- [WHAT TO PRODUCE]
Output all of the data exactly as it appears, but leave out any pictures it contains.

[Dataset entries]

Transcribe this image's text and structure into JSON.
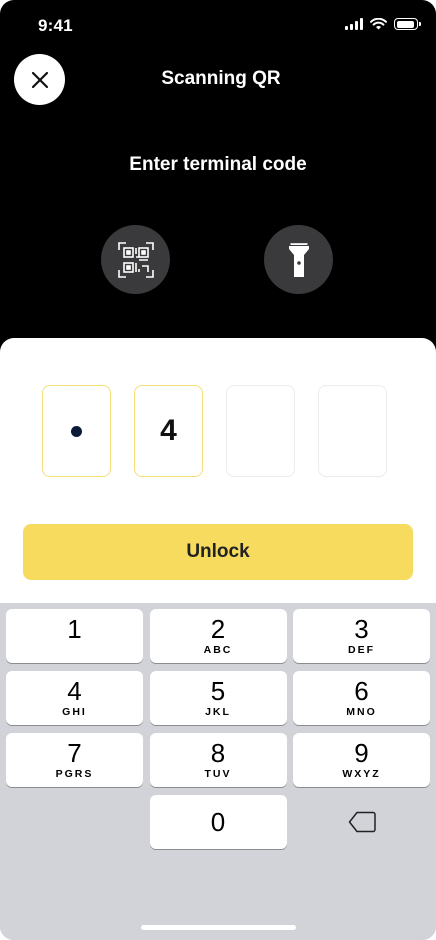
{
  "status_bar": {
    "time": "9:41"
  },
  "header": {
    "title": "Scanning QR",
    "subtitle": "Enter terminal code"
  },
  "icons": {
    "close": "close-icon",
    "qr": "qr-code-icon",
    "flashlight": "flashlight-icon",
    "backspace": "backspace-icon"
  },
  "code": {
    "digits": [
      "•",
      "4",
      "",
      ""
    ]
  },
  "unlock_label": "Unlock",
  "keypad": [
    {
      "num": "1",
      "letters": ""
    },
    {
      "num": "2",
      "letters": "ABC"
    },
    {
      "num": "3",
      "letters": "DEF"
    },
    {
      "num": "4",
      "letters": "GHI"
    },
    {
      "num": "5",
      "letters": "JKL"
    },
    {
      "num": "6",
      "letters": "MNO"
    },
    {
      "num": "7",
      "letters": "PGRS"
    },
    {
      "num": "8",
      "letters": "TUV"
    },
    {
      "num": "9",
      "letters": "WXYZ"
    },
    {
      "num": "0",
      "letters": ""
    }
  ],
  "colors": {
    "accent": "#F7DB5E",
    "dark_bg": "#000000",
    "button_gray": "#3A3A3C",
    "keypad_bg": "#D1D3D9"
  }
}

- [RESPONSE]
Transcribe this image's text and structure into JSON.
{
  "status_bar": {
    "time": "9:41"
  },
  "header": {
    "title": "Scanning QR",
    "subtitle": "Enter terminal code"
  },
  "icons": {
    "close": "close-icon",
    "qr": "qr-code-icon",
    "flashlight": "flashlight-icon",
    "backspace": "backspace-icon"
  },
  "code": {
    "digits": [
      "•",
      "4",
      "",
      ""
    ]
  },
  "unlock_label": "Unlock",
  "keypad": [
    {
      "num": "1",
      "letters": ""
    },
    {
      "num": "2",
      "letters": "ABC"
    },
    {
      "num": "3",
      "letters": "DEF"
    },
    {
      "num": "4",
      "letters": "GHI"
    },
    {
      "num": "5",
      "letters": "JKL"
    },
    {
      "num": "6",
      "letters": "MNO"
    },
    {
      "num": "7",
      "letters": "PGRS"
    },
    {
      "num": "8",
      "letters": "TUV"
    },
    {
      "num": "9",
      "letters": "WXYZ"
    },
    {
      "num": "0",
      "letters": ""
    }
  ],
  "colors": {
    "accent": "#F7DB5E",
    "dark_bg": "#000000",
    "button_gray": "#3A3A3C",
    "keypad_bg": "#D1D3D9"
  }
}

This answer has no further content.